Assembly members return to work Monday at the State House for the first committee sessions since last June. Democrats and Republicans agreed on the issues that needed to be tackled and they stressed the need for bi-partisanship — but they didn’t agree how to solve the problems and they were already sounding very partisan.

Lawmakers in the NJ Assembly chambers during Gov. Chris Christie's 2016 budget address. (Governor's Office/Tim Larsen)

Assembly Speaker Vinnie Prieto (D-Secaucus) said replenishing the soon-to-be-bankrupt Transportation Trust Fund should be the first domino to fall and it would require a gas tax increase. Assembly Republican Leader Jon Bramnick (R-Westfield) said he was open to that if Democrats would be willing to consider lowering other taxes.

Dealing with the underfunded public employees’ pension system, funding education and reining in property taxes were other agreed upon issues to be dealt with, but that's where the bi-partisanship is causing things to come to a screeching halt.

“Lowering property taxes, everybody wants to do that. We want to do that. We’re trying to be realistic," Prieto said. “It takes revenues to do that.”

Republicans said New Jerseyans should be worried when Democrats talk about the need to raise revenue.

“When the Democrats talk about raising revenue that only means one thing; raising your taxes and the only people that are paying those taxes are the residents of New Jersey,” said Assemblyman Anthony Bucco (R-Randolph). “We have to start to live within our means.
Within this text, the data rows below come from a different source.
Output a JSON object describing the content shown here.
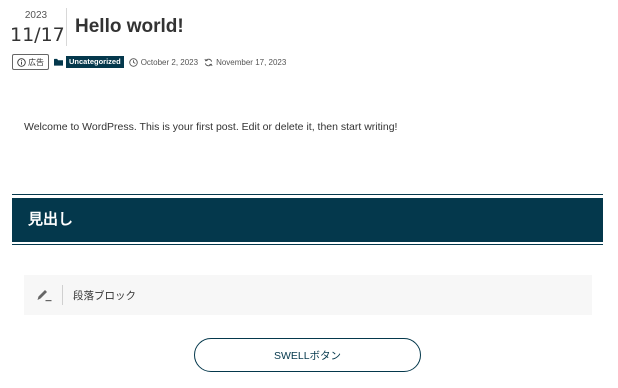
{
  "post": {
    "date_year": "2023",
    "date_month_day": "11/17",
    "title": "Hello world!",
    "ad_label": "広告",
    "category": "Uncategorized",
    "published_date": "October 2, 2023",
    "updated_date": "November 17, 2023",
    "body_text": "Welcome to WordPress. This is your first post. Edit or delete it, then start writing!"
  },
  "heading_block": {
    "text": "見出し",
    "color": "#04384c"
  },
  "paragraph_block": {
    "icon": "pencil-icon",
    "label": "段落ブロック"
  },
  "button": {
    "label": "SWELLボタン"
  },
  "icons": {
    "ad": "info-circle-icon",
    "category": "folder-icon",
    "published": "clock-icon",
    "updated": "refresh-icon"
  }
}
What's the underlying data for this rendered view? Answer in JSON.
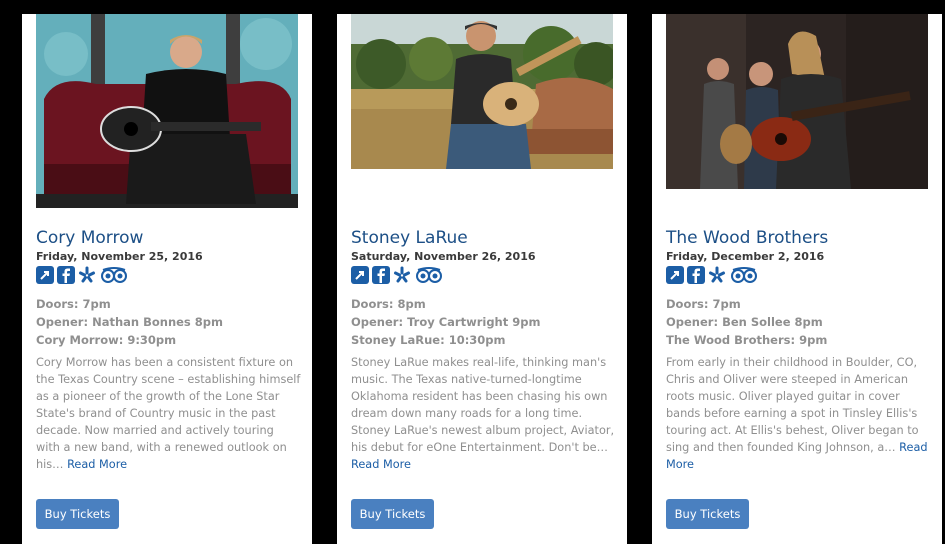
{
  "events": [
    {
      "artist": "Cory Morrow",
      "date": "Friday, November 25, 2016",
      "doors": "Doors: 7pm",
      "opener": "Opener: Nathan Bonnes 8pm",
      "headliner": "Cory Morrow: 9:30pm",
      "description": "Cory Morrow has been a consistent fixture on the Texas Country scene – establishing himself as a pioneer of the growth of the Lone Star State's brand of Country music in the past decade. Now married and actively touring with a new band, with a renewed outlook on his…",
      "read_more": "Read More",
      "buy_label": "Buy Tickets"
    },
    {
      "artist": "Stoney LaRue",
      "date": "Saturday, November 26, 2016",
      "doors": "Doors: 8pm",
      "opener": "Opener: Troy Cartwright 9pm",
      "headliner": "Stoney LaRue: 10:30pm",
      "description": "Stoney LaRue makes real-life, thinking man's music. The Texas native-turned-longtime Oklahoma resident has been chasing his own dream down many roads for a long time. Stoney LaRue's newest album project, Aviator, his debut for eOne Entertainment. Don't be…",
      "read_more": "Read More",
      "buy_label": "Buy Tickets"
    },
    {
      "artist": "The Wood Brothers",
      "date": "Friday, December 2, 2016",
      "doors": "Doors: 7pm",
      "opener": "Opener: Ben Sollee 8pm",
      "headliner": "The Wood Brothers: 9pm",
      "description": "From early in their childhood in Boulder, CO, Chris and Oliver were steeped in American roots music. Oliver played guitar in cover bands before earning a spot in Tinsley Ellis's touring act. At Ellis's behest, Oliver began to sing and then founded King Johnson, a…",
      "read_more": "Read More",
      "buy_label": "Buy Tickets"
    }
  ],
  "icons": [
    "external-link-icon",
    "facebook-icon",
    "yelp-icon",
    "tripadvisor-icon"
  ],
  "colors": {
    "title": "#1c4f86",
    "link": "#1c5ea6",
    "button": "#4a80c0",
    "muted": "#8f8f8f",
    "background": "#000000"
  }
}
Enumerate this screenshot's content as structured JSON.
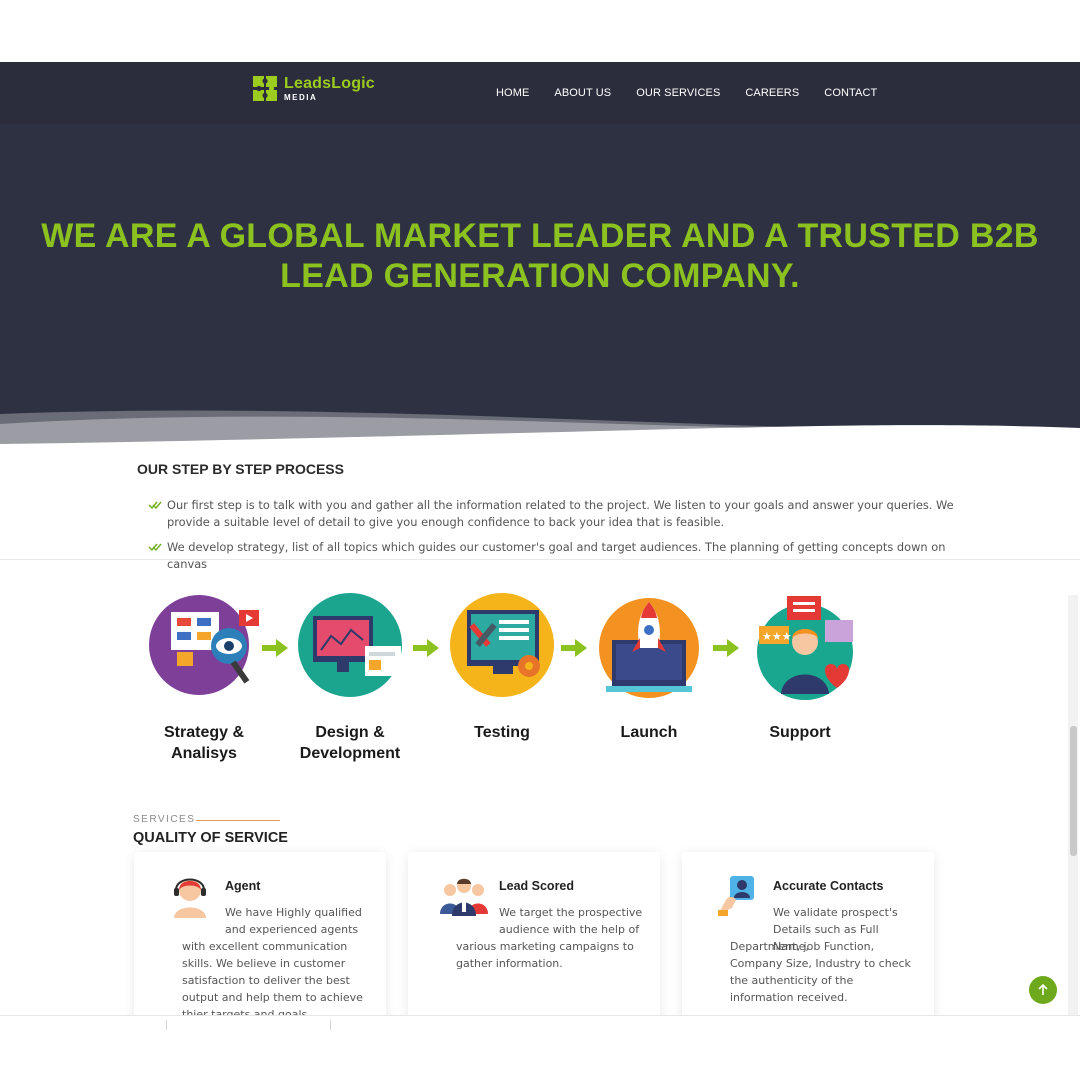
{
  "brand": {
    "name": "LeadsLogic",
    "sub": "MEDIA",
    "accent": "#8cc21f"
  },
  "nav": {
    "items": [
      "HOME",
      "ABOUT US",
      "OUR SERVICES",
      "CAREERS",
      "CONTACT"
    ]
  },
  "hero": {
    "title": "WE ARE A GLOBAL MARKET LEADER AND A TRUSTED B2B\nLEAD GENERATION COMPANY."
  },
  "process": {
    "heading": "OUR STEP BY STEP PROCESS",
    "items": [
      "Our first step is to talk with you and gather all the information related to the project. We listen to your goals and answer your queries. We provide a suitable level of detail to give you enough confidence to back your idea that is feasible.",
      "We develop strategy, list of all topics which guides our customer's goal and target audiences. The planning of getting concepts down on canvas"
    ],
    "steps": [
      {
        "label": "Strategy &\nAnalisys",
        "icon": "strategy-icon"
      },
      {
        "label": "Design &\nDevelopment",
        "icon": "design-icon"
      },
      {
        "label": "Testing",
        "icon": "testing-icon"
      },
      {
        "label": "Launch",
        "icon": "launch-icon"
      },
      {
        "label": "Support",
        "icon": "support-icon"
      }
    ]
  },
  "services": {
    "eyebrow": "SERVICES",
    "title": "QUALITY OF SERVICE",
    "cards": [
      {
        "title": "Agent",
        "icon": "agent-icon",
        "text_a": "We have Highly qualified and experienced agents",
        "text_b": "with excellent communication skills. We believe in customer satisfaction to deliver the best output and help them to achieve thier targets and goals."
      },
      {
        "title": "Lead Scored",
        "icon": "team-icon",
        "text_a": "We target the prospective audience with the help of",
        "text_b": "various marketing campaigns to gather information."
      },
      {
        "title": "Accurate Contacts",
        "icon": "contact-card-icon",
        "text_a": "We validate prospect's Details such as Full Name,",
        "text_b": "Department, job Function, Company Size, Industry to check the authenticity of the information received."
      }
    ]
  }
}
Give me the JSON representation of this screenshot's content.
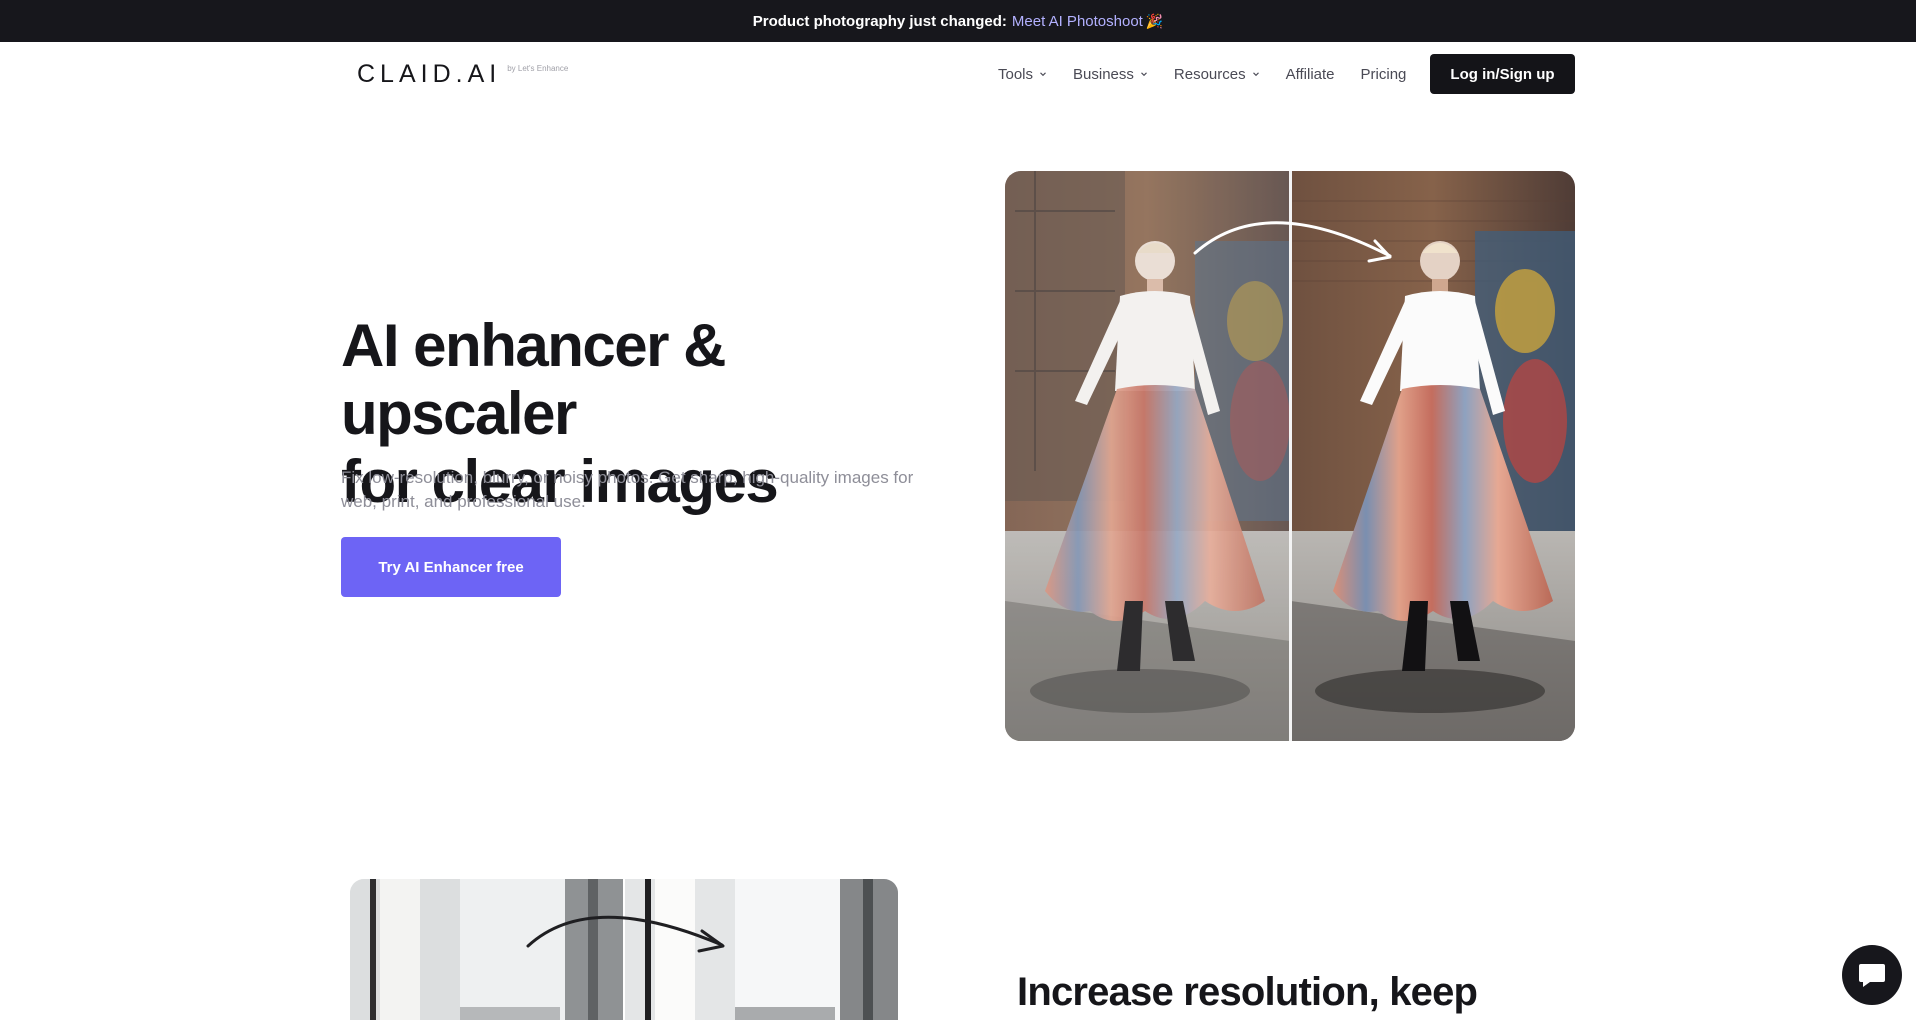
{
  "announcement": {
    "text": "Product photography just changed:",
    "link_text": "Meet AI Photoshoot",
    "emoji": "🎉"
  },
  "nav": {
    "logo_text": "CLAID.AI",
    "logo_byline": "by Let's Enhance",
    "items": [
      {
        "label": "Tools",
        "has_dropdown": true
      },
      {
        "label": "Business",
        "has_dropdown": true
      },
      {
        "label": "Resources",
        "has_dropdown": true
      },
      {
        "label": "Affiliate",
        "has_dropdown": false
      },
      {
        "label": "Pricing",
        "has_dropdown": false
      }
    ],
    "login_label": "Log in/Sign up"
  },
  "hero": {
    "title_line1": "AI enhancer & upscaler",
    "title_line2": "for clear images",
    "subtitle": "Fix low-resolution, blurry, or noisy photos. Get sharp, high-quality images for web, print, and professional use.",
    "cta_label": "Try AI Enhancer free",
    "image_icon": "before-after-fashion-photo"
  },
  "section2": {
    "title": "Increase resolution, keep",
    "image_icon": "before-after-interior-photo"
  },
  "chat": {
    "icon": "chat-bubble-icon"
  },
  "colors": {
    "announcement_bg": "#17171c",
    "announcement_link": "#b3b1ff",
    "cta_bg": "#6d64f5",
    "login_bg": "#141418",
    "subtitle_text": "#8e8e98"
  }
}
If we want to make New Jersey more affordable, then these policies have to be solved without the old Democratic way of raising taxes across the board.”

Democrats challenged Republicans to produce detailed plans for how they would like to solve the state’s problems. The GOP then challenged the Democrats to go public with their plans. The plan for bi-partisanship seemed shaky at best.